Now, first of all, you might be wondering WHY on earth I would suddenly be totally fascinated – almost consumed, really – by a near death experience story of a woman I had never heard of. I’m not the type of person who talks much about death to begin with…
But let me say this: If you have NOT yet heard about this incredible woman and her story, you soon will. No doubt that this story is gonna go viral. It’s just far too powerful to NOT be spread around the world… (more…)
Boy, when I get inspired, I REALLY get inspired! People who know me are well aware of how fond I am of the spirituality behind the whole “As a man thinketh” idea. I absolutely love it!
Well, I came across a wonderful blog entry today (thanks to my friend David S. on Facebook in our “Positive Imperative” group). The article he brought to my attention was about “neuroplasticity” and our brain’s ability to create new pathways when others have been damaged. The article goes on to discuss the importance of making darned sure that our words are consistently positive.
It takes James Allen’s famous work “As a Man Thinketh” to a different level in light of more recent scientific discoveries than were likely known in Mr. Allen’s time. Of course, most of us have heard “Our thoughts become our words…our words become our actions…” etc.
In an article I just posted here at the site, I have given you the link to the article that David pointed out, and also offered a thought on how to encourage consistent practice in what the author (Barrie Davenport) recommends.
The topic is an important one, and I hope my readers will take it to heart. Please continue on to the page “As a Man Thinketh…With a Twist – the Power of the Spoken Word.” We all need to be vigilant not only about the thoughts we think, but what we say out loud.
I was just visiting Facebook, and saw a really neat positive story from someone that I wanted to share.
Turns out, this guy had once had an issue with drinking, and had been on the streets. He stayed in a homeless hostel. To make a long story short, he sobered up and got his life back together.
Nowadays, he works as a support worker for the homeless. Wow! I thought that was so incredibly powerful. And an example of how we can take what may have been a difficult situation and turn it into something positive for others.
In his own words, he said, “We can all give a little. But it can add up to a lot.”
Something to think about! 🙂
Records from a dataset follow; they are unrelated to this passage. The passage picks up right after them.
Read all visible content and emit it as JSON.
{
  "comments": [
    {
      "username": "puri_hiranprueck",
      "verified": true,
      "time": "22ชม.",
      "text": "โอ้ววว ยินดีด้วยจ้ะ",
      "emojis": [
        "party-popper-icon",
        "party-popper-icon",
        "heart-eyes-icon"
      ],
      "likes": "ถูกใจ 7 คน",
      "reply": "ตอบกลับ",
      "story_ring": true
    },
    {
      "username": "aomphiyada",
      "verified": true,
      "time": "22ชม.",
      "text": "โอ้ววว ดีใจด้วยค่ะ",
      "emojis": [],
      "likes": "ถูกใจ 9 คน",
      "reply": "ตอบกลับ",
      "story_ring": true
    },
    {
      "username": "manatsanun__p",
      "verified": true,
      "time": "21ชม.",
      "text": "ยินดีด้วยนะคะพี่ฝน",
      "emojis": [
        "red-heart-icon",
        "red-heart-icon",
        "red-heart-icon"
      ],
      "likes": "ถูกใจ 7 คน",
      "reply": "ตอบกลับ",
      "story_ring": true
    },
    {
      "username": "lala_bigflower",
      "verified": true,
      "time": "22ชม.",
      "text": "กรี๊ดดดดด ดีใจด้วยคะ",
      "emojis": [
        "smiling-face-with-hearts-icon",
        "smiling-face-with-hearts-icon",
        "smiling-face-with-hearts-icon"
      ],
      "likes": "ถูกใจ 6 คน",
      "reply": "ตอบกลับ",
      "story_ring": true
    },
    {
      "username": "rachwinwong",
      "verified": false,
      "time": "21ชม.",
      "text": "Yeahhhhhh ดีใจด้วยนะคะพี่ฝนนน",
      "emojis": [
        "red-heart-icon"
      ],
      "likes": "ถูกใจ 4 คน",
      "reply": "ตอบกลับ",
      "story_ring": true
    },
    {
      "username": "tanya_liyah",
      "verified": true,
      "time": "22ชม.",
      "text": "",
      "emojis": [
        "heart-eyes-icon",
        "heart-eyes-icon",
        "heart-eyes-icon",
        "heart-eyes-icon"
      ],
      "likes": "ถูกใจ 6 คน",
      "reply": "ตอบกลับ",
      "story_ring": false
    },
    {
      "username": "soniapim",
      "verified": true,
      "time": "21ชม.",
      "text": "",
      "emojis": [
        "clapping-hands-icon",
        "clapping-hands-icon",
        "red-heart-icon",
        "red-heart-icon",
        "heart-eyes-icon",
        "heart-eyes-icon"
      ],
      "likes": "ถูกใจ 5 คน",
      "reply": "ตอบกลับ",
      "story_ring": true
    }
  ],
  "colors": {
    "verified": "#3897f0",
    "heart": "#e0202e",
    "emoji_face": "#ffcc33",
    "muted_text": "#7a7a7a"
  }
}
When I was a kid, my Dad gave me a lot of encouragement, and he read lots of motivational poems to me. One of them was “It Couldn’t Be Done” by Edgar A. Guest. The poem was in a book called “The Best Loved Poems of the American People” – which I still have (see the photo) and which is now in a very tattered state!
I owe a LOT to my Dad. He was – and still is – one of my greatest pillars of support. I learned more from him than I think I have ever learned from anyone else in my life. Actually, I think I’ll need to share more about my Dad in some future posts – but suffice it to say that if everyone had a Dad as amazing as mine has been, it would be a more wonderful world than it already it.
(By the way – this is not to dismiss the amazing gifts I also received from my Mom, who unfortunately left this earth far too soon in 1987 after a long illness… I miss her very much, and I’m guessing I’ll write about her as well!)
Anyway, I became inspired to make a quick video for you about this poem, which I share with you now (I link to the print version below the video)
(Oh… If you decide you enjoyed my debut video – yes… this is my FIRST video on this blog – Please click the FaceBook “Like” button here – you won’t leave the page. Thank you SO MUCH!)
Anyway, I would like to share my favorite “It Couldn’t Be Done” story with you now – which you can read here at my article – CLICK HERE => A Motivational Poem – It Couldn’t Be Done.